Synopsis of Rule of Law. A State public school taxing system that results in interdistrict spending disparities among local school districts is consistent with the Fourteenth Amendment Equal Protection Clause as long as the system satisfies the rational basis standard of review and is, thus, rationally related to a legitimate governmental interest.
Issue. Did the federal District Court, in applying strict scrutiny, review the case under the correct standard of review?
Was the funding system rationally related to a legitimate governmental interest?
Held. No and Yes. The rational basis test applies. The District Court is reversed.
Because neither a suspect classification nor a fundamental interest is implicated here, the rational basis standard of review applies. Unlike with past cases concerning laws that discriminated against the poor, this case does not involve the characteristic of poor people not being able to afford, and therefore enjoy, some important governmental benefit altogether.
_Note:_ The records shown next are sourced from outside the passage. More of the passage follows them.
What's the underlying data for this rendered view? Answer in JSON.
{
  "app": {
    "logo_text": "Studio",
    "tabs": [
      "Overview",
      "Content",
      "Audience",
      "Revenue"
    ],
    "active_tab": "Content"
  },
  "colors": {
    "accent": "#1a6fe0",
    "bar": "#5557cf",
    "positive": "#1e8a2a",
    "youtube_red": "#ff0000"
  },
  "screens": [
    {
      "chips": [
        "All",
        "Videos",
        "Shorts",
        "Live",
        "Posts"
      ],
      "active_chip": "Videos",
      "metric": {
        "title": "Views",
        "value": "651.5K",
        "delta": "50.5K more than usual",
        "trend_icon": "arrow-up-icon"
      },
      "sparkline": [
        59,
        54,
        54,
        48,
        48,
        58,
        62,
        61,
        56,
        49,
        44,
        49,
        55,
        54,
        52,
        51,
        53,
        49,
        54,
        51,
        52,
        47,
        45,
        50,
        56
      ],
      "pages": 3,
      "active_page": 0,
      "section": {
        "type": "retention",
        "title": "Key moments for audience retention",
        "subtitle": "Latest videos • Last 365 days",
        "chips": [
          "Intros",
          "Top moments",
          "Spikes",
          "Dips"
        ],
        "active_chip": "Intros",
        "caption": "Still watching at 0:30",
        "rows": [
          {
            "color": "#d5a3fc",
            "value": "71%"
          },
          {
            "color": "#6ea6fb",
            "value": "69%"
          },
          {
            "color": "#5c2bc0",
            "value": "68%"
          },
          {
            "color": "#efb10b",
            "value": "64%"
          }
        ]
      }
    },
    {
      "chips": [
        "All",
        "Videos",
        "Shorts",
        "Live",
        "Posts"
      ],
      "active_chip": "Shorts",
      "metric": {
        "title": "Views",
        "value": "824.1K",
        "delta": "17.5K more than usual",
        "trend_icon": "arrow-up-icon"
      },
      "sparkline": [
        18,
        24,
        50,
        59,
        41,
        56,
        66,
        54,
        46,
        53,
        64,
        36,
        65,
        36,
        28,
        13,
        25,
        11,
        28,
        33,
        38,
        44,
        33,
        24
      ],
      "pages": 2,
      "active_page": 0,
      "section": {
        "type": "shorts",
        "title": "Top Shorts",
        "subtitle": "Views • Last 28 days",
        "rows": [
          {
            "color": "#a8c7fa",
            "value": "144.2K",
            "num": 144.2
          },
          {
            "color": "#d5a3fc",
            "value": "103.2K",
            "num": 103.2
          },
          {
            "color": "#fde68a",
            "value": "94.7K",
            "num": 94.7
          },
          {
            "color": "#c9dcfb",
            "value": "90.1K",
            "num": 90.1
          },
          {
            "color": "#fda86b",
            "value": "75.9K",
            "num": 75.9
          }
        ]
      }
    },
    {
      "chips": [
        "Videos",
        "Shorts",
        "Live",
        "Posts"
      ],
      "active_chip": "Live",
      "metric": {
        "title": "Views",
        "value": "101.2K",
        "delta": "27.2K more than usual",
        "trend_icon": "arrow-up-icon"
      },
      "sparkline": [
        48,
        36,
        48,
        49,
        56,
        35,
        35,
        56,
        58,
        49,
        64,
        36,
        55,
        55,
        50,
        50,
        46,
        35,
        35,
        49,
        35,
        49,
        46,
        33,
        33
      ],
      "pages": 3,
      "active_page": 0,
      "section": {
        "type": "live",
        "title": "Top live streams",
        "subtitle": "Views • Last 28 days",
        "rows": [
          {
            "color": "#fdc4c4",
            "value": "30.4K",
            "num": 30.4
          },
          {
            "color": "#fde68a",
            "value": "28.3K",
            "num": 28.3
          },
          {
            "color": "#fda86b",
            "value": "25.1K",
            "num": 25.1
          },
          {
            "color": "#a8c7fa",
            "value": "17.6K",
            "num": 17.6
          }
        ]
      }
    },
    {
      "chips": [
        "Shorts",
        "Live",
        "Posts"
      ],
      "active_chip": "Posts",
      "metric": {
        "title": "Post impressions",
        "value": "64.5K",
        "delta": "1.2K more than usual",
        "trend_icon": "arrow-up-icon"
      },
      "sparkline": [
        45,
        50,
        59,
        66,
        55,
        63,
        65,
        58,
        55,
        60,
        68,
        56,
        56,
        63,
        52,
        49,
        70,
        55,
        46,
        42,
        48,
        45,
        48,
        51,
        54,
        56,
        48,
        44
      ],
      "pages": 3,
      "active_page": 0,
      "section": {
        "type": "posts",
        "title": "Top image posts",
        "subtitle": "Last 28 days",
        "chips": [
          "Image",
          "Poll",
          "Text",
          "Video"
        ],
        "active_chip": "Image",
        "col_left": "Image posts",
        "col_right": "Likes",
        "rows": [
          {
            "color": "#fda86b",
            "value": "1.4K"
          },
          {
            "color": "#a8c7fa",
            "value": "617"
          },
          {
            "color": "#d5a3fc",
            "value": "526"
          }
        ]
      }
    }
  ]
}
An interference with a fundamental right guaranteed by the Equal Protection Clause of the Fourteenth Amendment does not arise merely because some people can obtain relatively more of a desired benefit than others. Moreover, appellees have not demonstrated that the system works to the disadvantage to the poor inasmuch as the poor are often clustered around commercial areas, which produce high property tax income. Answer: It’s not mentioned precisely who the “appellees” are. Therefore, I have mad references to appellees lower case.
Because the rational basis standard of review applies, and the tax system at issue is rationally related to a legitimate governmental interest, the tax system is constitutional. Appellees’ position that the system fails rational basis review, because it allows the quality of education to fluctuate with the arbitrary drawing of boundary lines, is incorrect. Indeed, the establishment of any jurisdictional boundary will inevitably be arbitrary. Moreover, insofar as the system promotes local control and decision making in school financing affairs, the system is rationally related to a legitimate governmental interest of providing a basic education for the children of the State. As such, the program permits each locality to tailor local programs to local needs.
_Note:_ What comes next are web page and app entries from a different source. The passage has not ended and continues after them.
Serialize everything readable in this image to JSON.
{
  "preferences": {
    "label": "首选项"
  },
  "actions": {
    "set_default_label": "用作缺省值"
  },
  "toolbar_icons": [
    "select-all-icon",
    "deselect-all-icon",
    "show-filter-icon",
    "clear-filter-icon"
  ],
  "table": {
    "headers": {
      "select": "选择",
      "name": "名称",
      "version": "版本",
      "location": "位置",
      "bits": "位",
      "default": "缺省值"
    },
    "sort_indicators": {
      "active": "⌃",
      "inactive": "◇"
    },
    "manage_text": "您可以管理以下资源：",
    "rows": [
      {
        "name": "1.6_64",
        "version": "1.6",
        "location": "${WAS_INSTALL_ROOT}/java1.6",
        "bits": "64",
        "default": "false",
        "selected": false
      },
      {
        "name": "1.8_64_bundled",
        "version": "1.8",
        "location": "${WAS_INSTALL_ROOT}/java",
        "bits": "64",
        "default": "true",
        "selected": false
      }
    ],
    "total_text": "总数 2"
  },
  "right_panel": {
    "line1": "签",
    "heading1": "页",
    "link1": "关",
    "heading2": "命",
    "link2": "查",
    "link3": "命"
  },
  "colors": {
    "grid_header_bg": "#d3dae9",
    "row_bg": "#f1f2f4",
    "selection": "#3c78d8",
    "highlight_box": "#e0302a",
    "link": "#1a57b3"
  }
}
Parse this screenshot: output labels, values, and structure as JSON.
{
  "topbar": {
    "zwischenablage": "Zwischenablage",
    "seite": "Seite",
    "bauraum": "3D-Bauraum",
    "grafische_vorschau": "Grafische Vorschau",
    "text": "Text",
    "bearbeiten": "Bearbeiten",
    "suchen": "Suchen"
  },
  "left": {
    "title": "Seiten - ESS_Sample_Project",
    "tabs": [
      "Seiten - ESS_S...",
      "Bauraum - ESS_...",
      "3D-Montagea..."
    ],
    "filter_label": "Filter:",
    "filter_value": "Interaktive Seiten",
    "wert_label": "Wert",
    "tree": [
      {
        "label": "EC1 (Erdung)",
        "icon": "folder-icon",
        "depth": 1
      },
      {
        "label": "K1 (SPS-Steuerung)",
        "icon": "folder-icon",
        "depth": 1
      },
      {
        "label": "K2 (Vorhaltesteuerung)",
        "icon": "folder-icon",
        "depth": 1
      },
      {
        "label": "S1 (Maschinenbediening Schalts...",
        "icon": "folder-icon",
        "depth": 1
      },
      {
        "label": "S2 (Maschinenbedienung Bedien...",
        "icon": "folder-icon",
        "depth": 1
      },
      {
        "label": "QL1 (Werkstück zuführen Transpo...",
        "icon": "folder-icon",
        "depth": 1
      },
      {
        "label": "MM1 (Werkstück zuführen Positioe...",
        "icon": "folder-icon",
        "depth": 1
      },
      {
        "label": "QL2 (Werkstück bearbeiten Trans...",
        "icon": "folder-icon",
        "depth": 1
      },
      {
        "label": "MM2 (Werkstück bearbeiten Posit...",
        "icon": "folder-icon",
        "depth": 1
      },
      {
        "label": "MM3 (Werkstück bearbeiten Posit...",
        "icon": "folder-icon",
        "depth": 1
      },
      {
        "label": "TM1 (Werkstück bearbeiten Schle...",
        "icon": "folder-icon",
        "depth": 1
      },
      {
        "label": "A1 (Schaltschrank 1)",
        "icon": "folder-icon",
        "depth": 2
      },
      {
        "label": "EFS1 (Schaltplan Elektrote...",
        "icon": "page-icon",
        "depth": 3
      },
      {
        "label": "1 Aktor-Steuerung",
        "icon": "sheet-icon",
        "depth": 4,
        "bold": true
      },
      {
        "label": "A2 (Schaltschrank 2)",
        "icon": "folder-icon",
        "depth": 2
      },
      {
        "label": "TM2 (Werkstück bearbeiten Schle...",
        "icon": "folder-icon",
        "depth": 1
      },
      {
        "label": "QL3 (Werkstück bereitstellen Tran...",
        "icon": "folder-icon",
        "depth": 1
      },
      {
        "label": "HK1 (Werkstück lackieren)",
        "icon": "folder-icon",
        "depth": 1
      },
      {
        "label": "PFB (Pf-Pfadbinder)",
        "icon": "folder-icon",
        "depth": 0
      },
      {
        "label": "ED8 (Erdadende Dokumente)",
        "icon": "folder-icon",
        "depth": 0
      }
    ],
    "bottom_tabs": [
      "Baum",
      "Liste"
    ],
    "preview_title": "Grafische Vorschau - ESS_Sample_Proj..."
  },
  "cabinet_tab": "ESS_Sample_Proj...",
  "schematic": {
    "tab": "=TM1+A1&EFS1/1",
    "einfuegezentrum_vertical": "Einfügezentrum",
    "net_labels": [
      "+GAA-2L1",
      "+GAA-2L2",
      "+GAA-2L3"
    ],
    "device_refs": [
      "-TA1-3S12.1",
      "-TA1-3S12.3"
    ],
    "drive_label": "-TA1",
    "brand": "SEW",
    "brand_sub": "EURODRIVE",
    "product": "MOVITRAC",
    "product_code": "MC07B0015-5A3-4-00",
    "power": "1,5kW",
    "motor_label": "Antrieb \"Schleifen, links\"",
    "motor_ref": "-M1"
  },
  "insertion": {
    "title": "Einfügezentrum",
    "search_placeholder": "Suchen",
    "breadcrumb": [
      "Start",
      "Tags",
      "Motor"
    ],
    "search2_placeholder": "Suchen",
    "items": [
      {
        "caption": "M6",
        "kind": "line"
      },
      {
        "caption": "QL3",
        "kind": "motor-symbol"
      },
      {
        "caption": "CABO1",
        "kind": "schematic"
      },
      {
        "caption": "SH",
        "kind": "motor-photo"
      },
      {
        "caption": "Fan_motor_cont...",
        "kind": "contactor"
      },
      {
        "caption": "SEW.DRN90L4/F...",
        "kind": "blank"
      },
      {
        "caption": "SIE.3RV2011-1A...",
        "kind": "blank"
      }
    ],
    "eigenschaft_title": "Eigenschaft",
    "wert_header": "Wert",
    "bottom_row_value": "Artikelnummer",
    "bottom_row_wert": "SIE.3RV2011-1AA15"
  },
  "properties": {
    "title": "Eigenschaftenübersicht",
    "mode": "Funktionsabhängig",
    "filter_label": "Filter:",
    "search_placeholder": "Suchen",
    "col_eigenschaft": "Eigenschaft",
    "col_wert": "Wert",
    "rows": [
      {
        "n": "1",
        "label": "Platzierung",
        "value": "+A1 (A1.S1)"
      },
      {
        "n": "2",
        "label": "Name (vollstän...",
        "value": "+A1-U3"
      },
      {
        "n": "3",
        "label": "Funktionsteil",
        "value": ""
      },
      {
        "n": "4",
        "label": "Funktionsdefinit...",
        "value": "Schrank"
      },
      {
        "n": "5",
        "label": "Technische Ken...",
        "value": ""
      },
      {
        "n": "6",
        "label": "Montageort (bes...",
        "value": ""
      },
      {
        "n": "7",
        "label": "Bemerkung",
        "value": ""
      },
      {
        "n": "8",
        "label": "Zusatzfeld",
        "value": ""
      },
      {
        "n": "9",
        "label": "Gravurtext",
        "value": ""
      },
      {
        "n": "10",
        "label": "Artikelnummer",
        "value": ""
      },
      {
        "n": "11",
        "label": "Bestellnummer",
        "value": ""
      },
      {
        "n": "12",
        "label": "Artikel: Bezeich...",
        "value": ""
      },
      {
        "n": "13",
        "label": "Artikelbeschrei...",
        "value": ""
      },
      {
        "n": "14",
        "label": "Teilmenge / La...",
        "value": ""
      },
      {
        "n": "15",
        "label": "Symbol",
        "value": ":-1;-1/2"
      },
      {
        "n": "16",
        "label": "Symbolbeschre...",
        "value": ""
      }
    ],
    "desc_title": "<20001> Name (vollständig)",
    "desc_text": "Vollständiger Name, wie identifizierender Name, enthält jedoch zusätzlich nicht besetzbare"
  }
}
The majority in Rodriguez expressly noted that every claim arising under the Equal Protection Clause has implications for the relationship between national and state power under our federal system, adding that it would be difficult to imagine a case having a greater potential impact on our federal system than the one now before us, in which we are urged to abrogate systems of financing public education presently in existence in virtually every State.View Full Point of Law